Nothing but the images should be left out when the entries are restated word for word.

Data supplied.
□ □ □

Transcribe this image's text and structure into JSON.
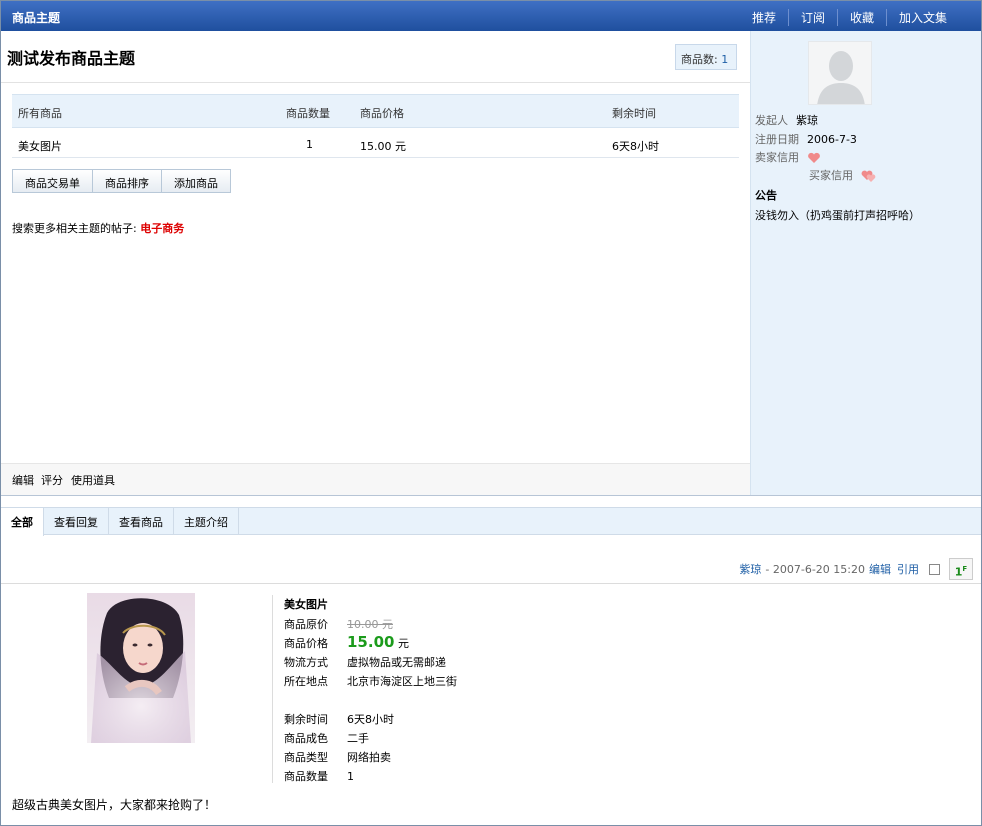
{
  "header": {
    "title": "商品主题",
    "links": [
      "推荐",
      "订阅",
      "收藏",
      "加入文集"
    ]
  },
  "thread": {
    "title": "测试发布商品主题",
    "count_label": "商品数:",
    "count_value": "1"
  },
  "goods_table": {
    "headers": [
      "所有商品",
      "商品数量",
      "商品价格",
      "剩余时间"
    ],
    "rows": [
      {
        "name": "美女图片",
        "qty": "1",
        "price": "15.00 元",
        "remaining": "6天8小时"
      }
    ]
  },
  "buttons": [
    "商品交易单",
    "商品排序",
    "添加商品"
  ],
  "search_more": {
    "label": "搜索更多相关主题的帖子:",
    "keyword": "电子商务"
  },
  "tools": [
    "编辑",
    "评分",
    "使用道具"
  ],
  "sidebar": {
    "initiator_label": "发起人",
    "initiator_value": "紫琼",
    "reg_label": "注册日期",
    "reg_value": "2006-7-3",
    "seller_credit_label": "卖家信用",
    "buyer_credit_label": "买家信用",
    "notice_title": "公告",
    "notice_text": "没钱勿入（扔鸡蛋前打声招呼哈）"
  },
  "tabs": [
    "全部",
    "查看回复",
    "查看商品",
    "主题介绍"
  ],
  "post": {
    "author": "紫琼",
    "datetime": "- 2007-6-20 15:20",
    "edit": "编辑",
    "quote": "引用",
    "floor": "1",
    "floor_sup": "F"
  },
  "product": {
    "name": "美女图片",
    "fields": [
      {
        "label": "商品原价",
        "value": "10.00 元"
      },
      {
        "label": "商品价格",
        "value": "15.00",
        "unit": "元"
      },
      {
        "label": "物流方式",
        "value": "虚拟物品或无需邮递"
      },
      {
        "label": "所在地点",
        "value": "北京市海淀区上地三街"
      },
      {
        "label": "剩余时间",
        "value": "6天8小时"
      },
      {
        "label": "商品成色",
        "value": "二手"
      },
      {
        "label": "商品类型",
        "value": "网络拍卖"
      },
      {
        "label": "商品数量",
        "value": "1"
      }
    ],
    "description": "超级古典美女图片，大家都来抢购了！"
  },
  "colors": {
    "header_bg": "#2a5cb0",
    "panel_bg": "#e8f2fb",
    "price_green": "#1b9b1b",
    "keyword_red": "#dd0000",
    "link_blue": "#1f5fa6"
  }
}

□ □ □

Written answer.
Transcribe this image's text and structure into JSON.
{
  "header": {
    "title": "商品主题",
    "links": [
      "推荐",
      "订阅",
      "收藏",
      "加入文集"
    ]
  },
  "thread": {
    "title": "测试发布商品主题",
    "count_label": "商品数:",
    "count_value": "1"
  },
  "goods_table": {
    "headers": [
      "所有商品",
      "商品数量",
      "商品价格",
      "剩余时间"
    ],
    "rows": [
      {
        "name": "美女图片",
        "qty": "1",
        "price": "15.00 元",
        "remaining": "6天8小时"
      }
    ]
  },
  "buttons": [
    "商品交易单",
    "商品排序",
    "添加商品"
  ],
  "search_more": {
    "label": "搜索更多相关主题的帖子:",
    "keyword": "电子商务"
  },
  "tools": [
    "编辑",
    "评分",
    "使用道具"
  ],
  "sidebar": {
    "initiator_label": "发起人",
    "initiator_value": "紫琼",
    "reg_label": "注册日期",
    "reg_value": "2006-7-3",
    "seller_credit_label": "卖家信用",
    "buyer_credit_label": "买家信用",
    "notice_title": "公告",
    "notice_text": "没钱勿入（扔鸡蛋前打声招呼哈）"
  },
  "tabs": [
    "全部",
    "查看回复",
    "查看商品",
    "主题介绍"
  ],
  "post": {
    "author": "紫琼",
    "datetime": "- 2007-6-20 15:20",
    "edit": "编辑",
    "quote": "引用",
    "floor": "1",
    "floor_sup": "F"
  },
  "product": {
    "name": "美女图片",
    "fields": [
      {
        "label": "商品原价",
        "value": "10.00 元"
      },
      {
        "label": "商品价格",
        "value": "15.00",
        "unit": "元"
      },
      {
        "label": "物流方式",
        "value": "虚拟物品或无需邮递"
      },
      {
        "label": "所在地点",
        "value": "北京市海淀区上地三街"
      },
      {
        "label": "剩余时间",
        "value": "6天8小时"
      },
      {
        "label": "商品成色",
        "value": "二手"
      },
      {
        "label": "商品类型",
        "value": "网络拍卖"
      },
      {
        "label": "商品数量",
        "value": "1"
      }
    ],
    "description": "超级古典美女图片，大家都来抢购了！"
  },
  "colors": {
    "header_bg": "#2a5cb0",
    "panel_bg": "#e8f2fb",
    "price_green": "#1b9b1b",
    "keyword_red": "#dd0000",
    "link_blue": "#1f5fa6"
  }
}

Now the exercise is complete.